  • Author / Creator
    Thiessen, Ryan
  • The kinetic chemotaxis equations have long been used to model biological processes. We will analyze a volume filling variant of the kinetic chemotaxis equations on the torus. Since the kinetic chemotaxis systems have well known blow-up solutions, we spend a considerable amount of time showing conditions for which solutions of the volume filling kinetic chemotaxis equations exist globally. Due to the individualist origins of the kinetic equation (velocity jump process), the system's interesting population dynamics occur at a much larger space-time scale. Various approximation methods have been developed to explore these population dynamics, like the parabolic scaling and moment closures. In this thesis, we will explore these approximation methods in the context of chemotaxis, and we will prove two new results for the convergence of the scaling limits to the parabolic limit and the hyperbolic limit, respectively. In addition to the approximation methods' mathematical consequences, we will delve into their underlying biological meaning, explain under what conditions the methods coincide, and discuss their differences. In developing these models, a few common features appear, such as anisotropic diffusion and chemotactic mixing. For the above macroscopic models, we develop a sophisticated numerical solver to investigate anisotropic pattern formation. To our surprise, we found new spatial criss-cross patterns due to competing cues, one direction given by anisotropy versus a different direction due to chemotaxis. A full analysis of these new patterns is not part of this thesis and is left for future work.
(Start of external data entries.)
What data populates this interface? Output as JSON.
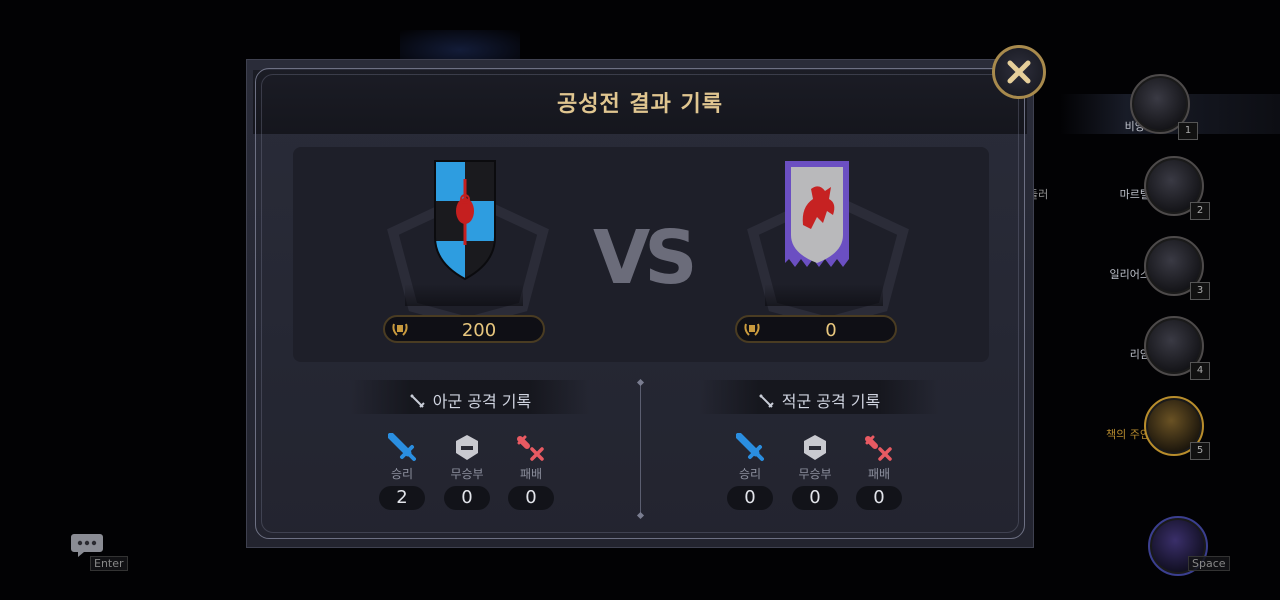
{
  "modal": {
    "title": "공성전 결과 기록",
    "vs_label": "VS",
    "left": {
      "score": "200",
      "record_title": "아군 공격 기록",
      "win_label": "승리",
      "draw_label": "무승부",
      "loss_label": "패배",
      "wins": "2",
      "draws": "0",
      "losses": "0"
    },
    "right": {
      "score": "0",
      "record_title": "적군 공격 기록",
      "win_label": "승리",
      "draw_label": "무승부",
      "loss_label": "패배",
      "wins": "0",
      "draws": "0",
      "losses": "0"
    }
  },
  "party": {
    "members": [
      {
        "name": "비앙카",
        "number": "1"
      },
      {
        "name": "마르텔",
        "number": "2"
      },
      {
        "name": "일리어스",
        "number": "3"
      },
      {
        "name": "리암",
        "number": "4"
      },
      {
        "name": "책의 주인",
        "number": "5"
      }
    ],
    "partial_text": "들러",
    "space_key": "Space"
  },
  "chat": {
    "enter_key": "Enter"
  },
  "colors": {
    "gold": "#e0c690",
    "blue_emblem": "#2e9de0",
    "red_emblem": "#d82a2a",
    "win_icon": "#2a8ee0",
    "loss_icon": "#e85a62"
  }
}
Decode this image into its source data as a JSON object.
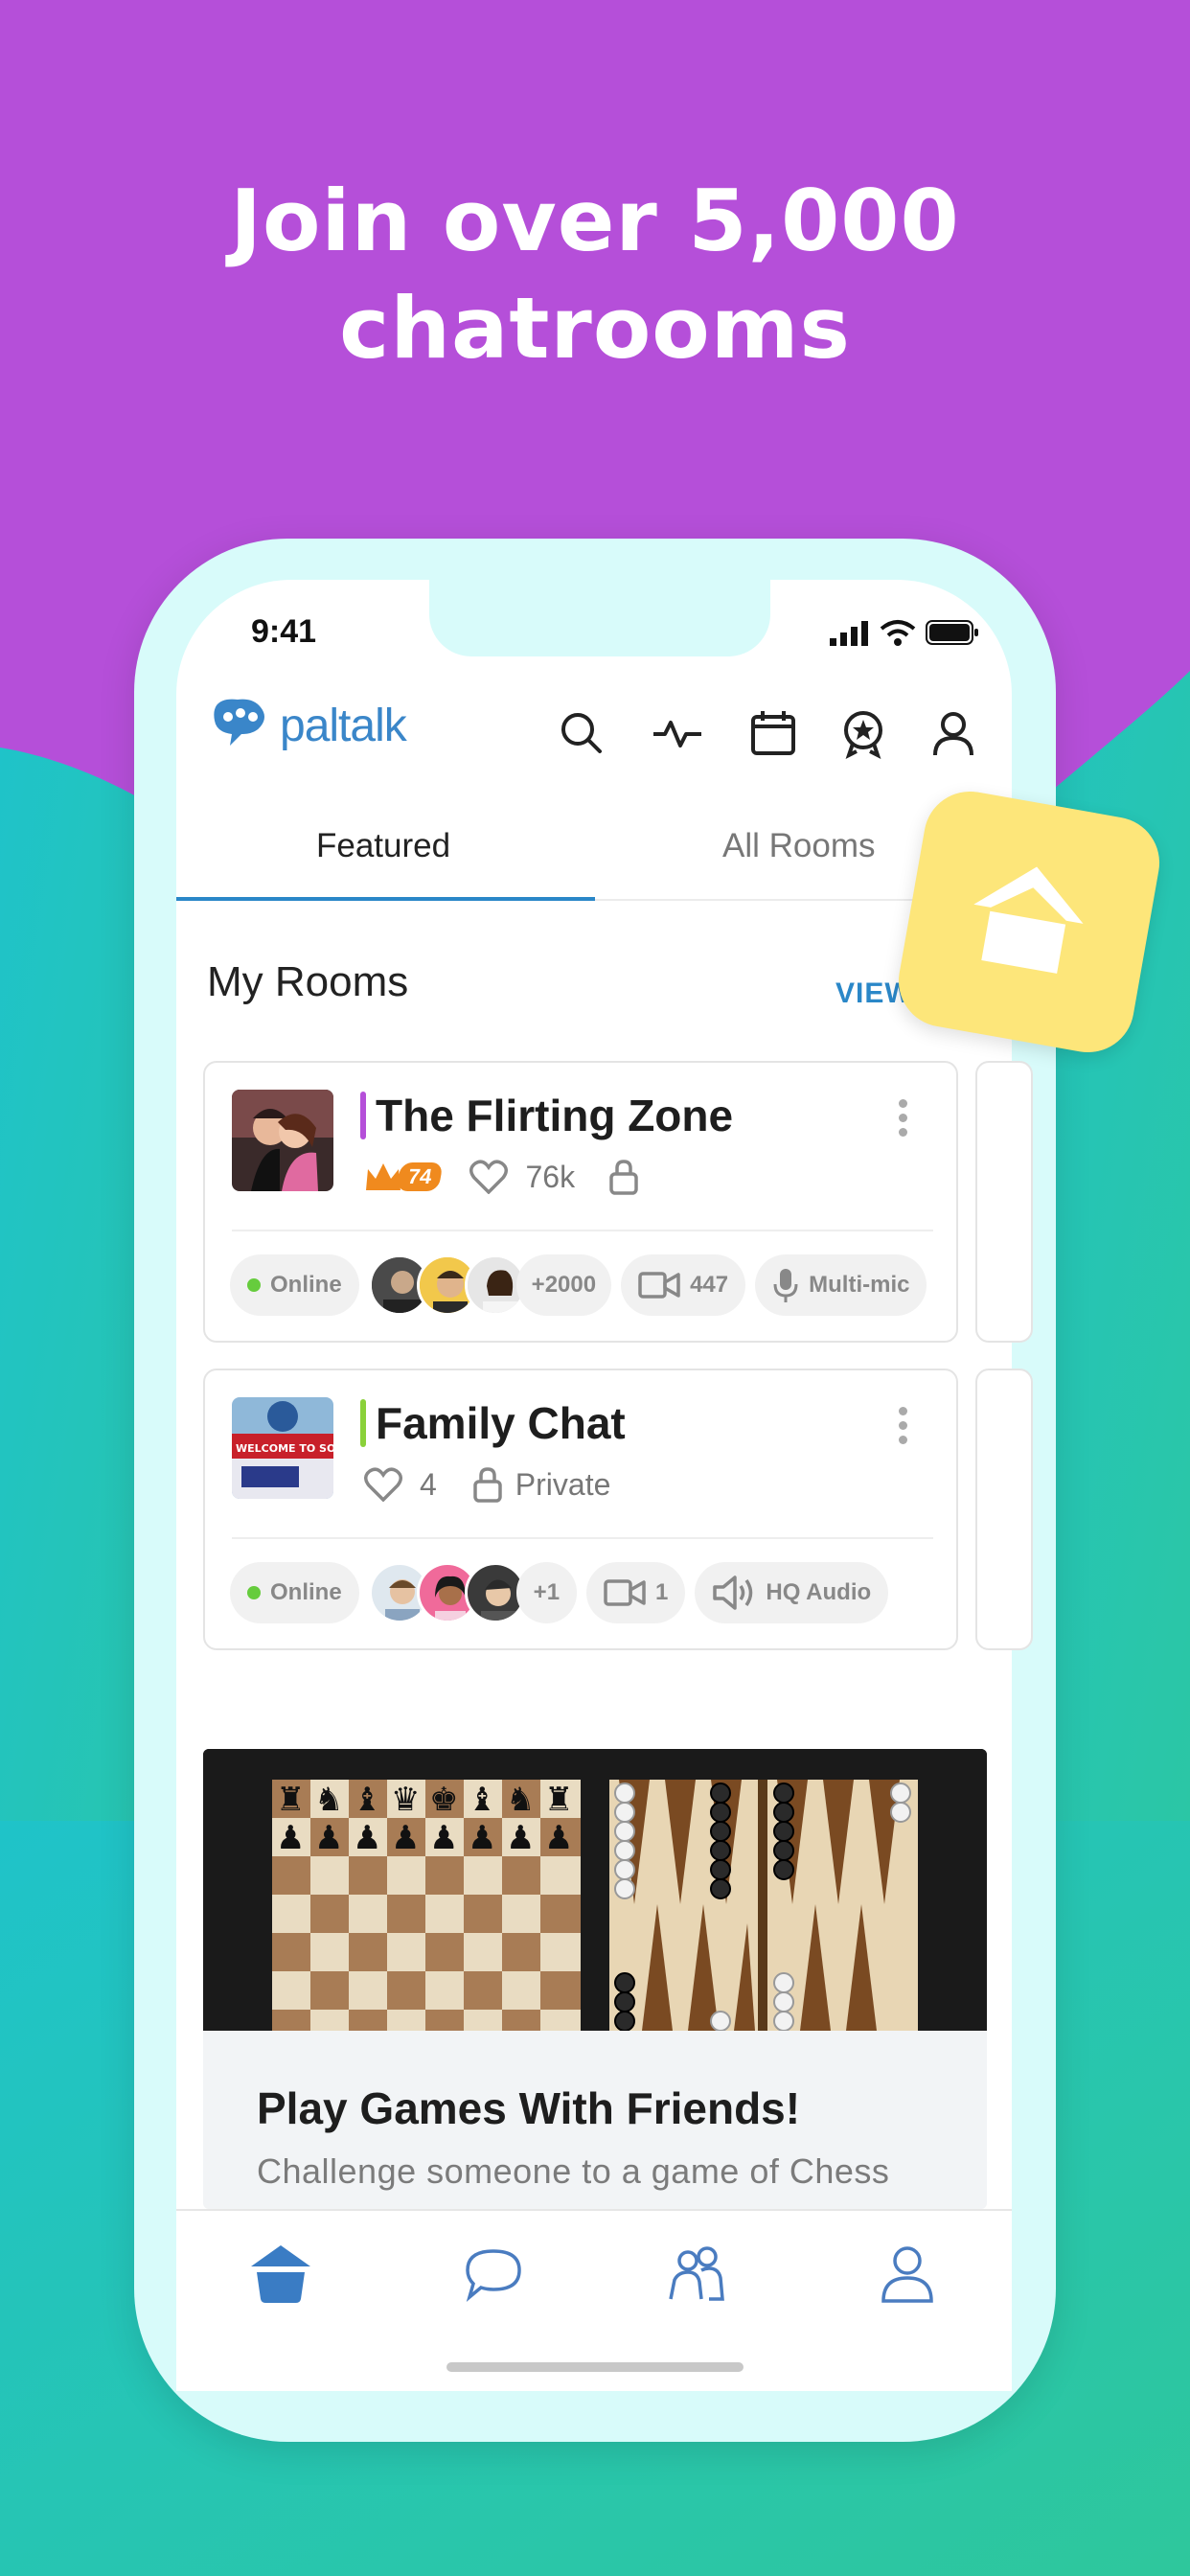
{
  "headline": {
    "line1": "Join over 5,000",
    "line2": "chatrooms"
  },
  "status_bar": {
    "time": "9:41"
  },
  "app": {
    "logo_text": "paltalk",
    "header_icons": [
      "search-icon",
      "activity-icon",
      "calendar-icon",
      "badge-icon",
      "profile-icon"
    ]
  },
  "tabs": [
    {
      "label": "Featured",
      "active": true
    },
    {
      "label": "All Rooms",
      "active": false
    }
  ],
  "my_rooms": {
    "title": "My Rooms",
    "view_all": "VIEW A"
  },
  "rooms": [
    {
      "name": "The Flirting Zone",
      "accent": "#b54fd9",
      "crown_level": "74",
      "likes": "76k",
      "status": "Online",
      "more_users": "+2000",
      "video_count": "447",
      "audio_label": "Multi-mic"
    },
    {
      "name": "Family Chat",
      "accent": "#8ad13a",
      "thumb_sign": "WELCOME TO SOLLEY'S FA",
      "likes": "4",
      "privacy": "Private",
      "status": "Online",
      "more_users": "+1",
      "video_count": "1",
      "audio_label": "HQ Audio"
    }
  ],
  "games_banner": {
    "title": "Play Games With Friends!",
    "description": "Challenge someone to a game of Chess"
  },
  "bottom_nav": [
    "home-icon",
    "chat-icon",
    "friends-icon",
    "profile-icon"
  ],
  "colors": {
    "brand": "#2a87c8",
    "purple": "#b54fd9",
    "teal": "#22c4c4",
    "fab": "#fde67a"
  }
}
  • Subjects / Keywords
  • Graduation date
    Fall 2020
  • Type of Item
    Thesis
  • Degree
    Master of Science
  • DOI
    https://doi.org/10.7939/r3-perf-b892
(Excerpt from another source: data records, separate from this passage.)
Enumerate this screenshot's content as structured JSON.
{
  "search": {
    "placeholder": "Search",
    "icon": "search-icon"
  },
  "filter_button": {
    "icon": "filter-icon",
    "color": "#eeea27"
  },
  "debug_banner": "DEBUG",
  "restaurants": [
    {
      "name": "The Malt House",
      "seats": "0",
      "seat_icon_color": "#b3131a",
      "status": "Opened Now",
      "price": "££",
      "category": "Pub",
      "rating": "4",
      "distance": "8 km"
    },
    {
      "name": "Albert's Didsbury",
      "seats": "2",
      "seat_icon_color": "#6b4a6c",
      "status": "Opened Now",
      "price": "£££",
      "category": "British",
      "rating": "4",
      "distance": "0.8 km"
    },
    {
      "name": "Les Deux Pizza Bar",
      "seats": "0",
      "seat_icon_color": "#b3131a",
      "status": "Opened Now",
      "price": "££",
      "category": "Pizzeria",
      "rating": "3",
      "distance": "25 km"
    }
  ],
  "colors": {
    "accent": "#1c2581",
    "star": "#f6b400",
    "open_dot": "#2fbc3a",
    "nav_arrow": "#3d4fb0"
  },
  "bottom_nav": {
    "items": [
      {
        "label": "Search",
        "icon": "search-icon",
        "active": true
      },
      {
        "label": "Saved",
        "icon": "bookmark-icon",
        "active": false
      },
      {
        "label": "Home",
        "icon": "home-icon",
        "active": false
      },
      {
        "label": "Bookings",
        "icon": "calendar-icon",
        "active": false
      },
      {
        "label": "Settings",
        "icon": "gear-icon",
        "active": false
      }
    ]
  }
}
  • License
    Permission is hereby granted to the University of Alberta Libraries to reproduce single copies of this thesis and to lend or sell such copies for private, scholarly or scientific research purposes only. Where the thesis is converted to, or otherwise made available in digital form, the University of Alberta will advise potential users of the thesis of these terms. The author reserves all other publication and other rights in association with the copyright in the thesis and, except as herein before provided, neither the thesis nor any substantial portion thereof may be printed or otherwise reproduced in any material form whatsoever without the author's prior written permission.